Wednesday, January 23, 2008

The Market and Other Foolishness

The price of Apple's stock is big news. It went down. Yippee. If you've studied the stock market at all, you'll know that's one of two possible things it can do.

I read somewhere that it's Steve Jobs' fault. I didn't actually go to the story, but I saw a link that said something about His Steveness playing games with his quarterly projections and how that was hurting stockholders. It's true. But it's only going to hurt the really dumb ones.

The intrinsic value of a stock is calculable if you know how many shares there are, and the value of the company's real and liquid assets (cash, real estate, buildings, unopened jars of mayonnaise, etc). Based strictly on the $18.4B His Steveness has in the coffee can buried in his yard, the value per share would be in the ballpark of $21. Cash isn't Apple's only tangible asset by any guess, so I made a conservative SWAG. I don't have all the data in front of me, but my guess is that the per-share intrinsic value of Apple is in the neighborhood of $40-60.

The rest of the stock price is entirely made up of predictions and calculations based on projections based on past statements based on past performance and future anticipated growth, analysis based on those calculations, guesses and mummery. It ain't real. The people who tell you they can reliably pick near-term winners in all that overvalued mess are lying or stupid. The experts are pretty good at hindsight. They can explain in great detail why their last prediction didn't work. Hint: it was somebody else's fault. Ooooh. Let's blame the CEO who refused to fuel our idiotic fantasies with predictions on the very thin edge of plausibility.

The people who think they get some kind of guaranteed continued increase in individual stock prices are the people who make smart investors rich.

If you don't grok the reality of stock values, you should follow El Jobso's lead and keep your money stuffed in a mattress. What hurt Apple investors isn't Steve Jobs; it's believing the soothsay of analysts. Analysts take the anticipation of a possible future molehill, turn it into a perceived mountain of urgent transactions and brokers fees, then report to the believers at the seance. Listening to analysts is what hurts investors.
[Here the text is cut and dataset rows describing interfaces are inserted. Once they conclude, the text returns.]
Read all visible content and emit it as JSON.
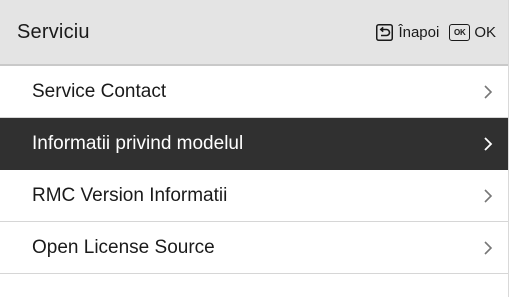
{
  "header": {
    "title": "Serviciu",
    "back_label": "Înapoi",
    "ok_icon_text": "OK",
    "ok_label": "OK",
    "back_icon": "back-arrow-icon"
  },
  "menu": {
    "selected_index": 1,
    "items": [
      {
        "label": "Service Contact",
        "icon": "chevron-right-icon"
      },
      {
        "label": "Informatii privind modelul",
        "icon": "chevron-right-icon"
      },
      {
        "label": "RMC Version Informatii",
        "icon": "chevron-right-icon"
      },
      {
        "label": "Open License Source",
        "icon": "chevron-right-icon"
      }
    ]
  },
  "colors": {
    "header_bg": "#e4e4e4",
    "selected_bg": "#303030",
    "text": "#1a1a1a"
  }
}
I'm holding on to my Apple stock. It'll go back up after the moths flock to another lightbulb.

Oh wait. I just checked. Todd Sullivan. That's the guy on Seeking Alpha. His premise hinges on the need for analysts to get their adolescent fantasies fulfilled in projections, so they can make better wrong predictions. So Steve Jobs is a bad man. Huh. Just between us girls, I think Todd's full of used insoluble fiber.

How can we be out of peanut butter already?